(Website and app data records)
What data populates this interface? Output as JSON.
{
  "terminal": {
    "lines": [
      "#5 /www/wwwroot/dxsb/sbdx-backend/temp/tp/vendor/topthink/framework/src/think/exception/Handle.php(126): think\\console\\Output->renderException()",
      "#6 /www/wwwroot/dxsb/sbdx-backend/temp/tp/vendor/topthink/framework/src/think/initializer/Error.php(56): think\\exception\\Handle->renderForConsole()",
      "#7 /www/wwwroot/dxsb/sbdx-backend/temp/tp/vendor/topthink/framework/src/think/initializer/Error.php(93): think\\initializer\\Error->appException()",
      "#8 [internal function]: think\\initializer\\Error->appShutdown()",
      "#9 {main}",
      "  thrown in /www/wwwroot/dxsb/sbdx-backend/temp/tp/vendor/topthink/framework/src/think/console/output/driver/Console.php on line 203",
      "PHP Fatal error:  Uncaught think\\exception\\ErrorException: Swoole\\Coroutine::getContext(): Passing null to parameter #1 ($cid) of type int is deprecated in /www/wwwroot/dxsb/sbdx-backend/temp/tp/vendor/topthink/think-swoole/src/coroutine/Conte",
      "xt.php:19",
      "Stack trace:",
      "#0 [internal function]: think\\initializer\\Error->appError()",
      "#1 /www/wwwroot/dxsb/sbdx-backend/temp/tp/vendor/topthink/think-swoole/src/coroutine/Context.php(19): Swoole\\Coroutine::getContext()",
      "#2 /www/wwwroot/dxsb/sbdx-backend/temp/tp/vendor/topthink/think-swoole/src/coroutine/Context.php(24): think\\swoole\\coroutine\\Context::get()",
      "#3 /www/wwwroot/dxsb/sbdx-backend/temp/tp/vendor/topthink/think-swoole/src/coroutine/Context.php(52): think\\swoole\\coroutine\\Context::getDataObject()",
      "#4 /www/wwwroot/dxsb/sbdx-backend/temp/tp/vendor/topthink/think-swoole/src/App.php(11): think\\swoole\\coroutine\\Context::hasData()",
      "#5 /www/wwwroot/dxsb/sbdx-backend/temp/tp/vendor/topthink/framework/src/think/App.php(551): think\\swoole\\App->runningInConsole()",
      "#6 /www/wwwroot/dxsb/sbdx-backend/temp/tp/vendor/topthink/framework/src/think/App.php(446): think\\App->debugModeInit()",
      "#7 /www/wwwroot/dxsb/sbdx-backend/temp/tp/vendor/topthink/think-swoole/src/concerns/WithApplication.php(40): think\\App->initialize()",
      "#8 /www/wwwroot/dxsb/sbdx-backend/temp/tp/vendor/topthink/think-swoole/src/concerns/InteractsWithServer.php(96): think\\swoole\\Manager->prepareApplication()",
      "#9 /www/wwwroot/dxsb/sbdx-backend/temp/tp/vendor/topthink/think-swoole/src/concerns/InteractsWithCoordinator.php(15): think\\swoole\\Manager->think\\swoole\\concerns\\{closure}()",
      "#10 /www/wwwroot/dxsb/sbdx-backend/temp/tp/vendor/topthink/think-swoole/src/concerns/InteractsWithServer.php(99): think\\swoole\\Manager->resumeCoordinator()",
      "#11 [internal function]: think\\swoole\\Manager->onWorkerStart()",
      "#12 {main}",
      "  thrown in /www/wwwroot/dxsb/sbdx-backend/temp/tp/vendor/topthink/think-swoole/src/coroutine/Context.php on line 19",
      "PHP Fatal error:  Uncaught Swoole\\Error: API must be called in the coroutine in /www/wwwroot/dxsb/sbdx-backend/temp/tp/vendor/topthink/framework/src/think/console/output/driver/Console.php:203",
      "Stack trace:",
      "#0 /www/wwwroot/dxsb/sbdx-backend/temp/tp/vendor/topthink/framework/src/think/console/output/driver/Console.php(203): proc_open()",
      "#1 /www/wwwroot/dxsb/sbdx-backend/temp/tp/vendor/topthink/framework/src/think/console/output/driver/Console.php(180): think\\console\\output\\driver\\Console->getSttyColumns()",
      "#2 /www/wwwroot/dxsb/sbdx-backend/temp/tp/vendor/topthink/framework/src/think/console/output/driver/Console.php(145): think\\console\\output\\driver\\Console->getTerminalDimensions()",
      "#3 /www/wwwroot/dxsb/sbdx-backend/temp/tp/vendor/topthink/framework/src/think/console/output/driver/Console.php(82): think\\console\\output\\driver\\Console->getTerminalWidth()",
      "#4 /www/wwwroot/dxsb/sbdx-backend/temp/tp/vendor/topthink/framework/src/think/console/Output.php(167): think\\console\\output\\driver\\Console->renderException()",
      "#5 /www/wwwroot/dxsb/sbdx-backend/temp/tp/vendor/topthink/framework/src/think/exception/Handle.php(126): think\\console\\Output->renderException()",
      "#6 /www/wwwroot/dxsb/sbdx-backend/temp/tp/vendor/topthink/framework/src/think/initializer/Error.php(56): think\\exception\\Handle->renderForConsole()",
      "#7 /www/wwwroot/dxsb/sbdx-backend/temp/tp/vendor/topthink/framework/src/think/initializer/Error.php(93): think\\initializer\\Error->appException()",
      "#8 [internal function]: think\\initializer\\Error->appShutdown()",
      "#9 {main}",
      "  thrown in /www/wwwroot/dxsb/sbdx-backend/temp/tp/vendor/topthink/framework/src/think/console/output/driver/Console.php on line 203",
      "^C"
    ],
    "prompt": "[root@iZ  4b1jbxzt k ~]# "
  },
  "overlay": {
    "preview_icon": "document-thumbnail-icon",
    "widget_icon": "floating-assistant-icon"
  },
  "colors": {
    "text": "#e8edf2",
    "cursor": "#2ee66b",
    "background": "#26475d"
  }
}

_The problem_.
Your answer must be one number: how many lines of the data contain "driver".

_Response_.
8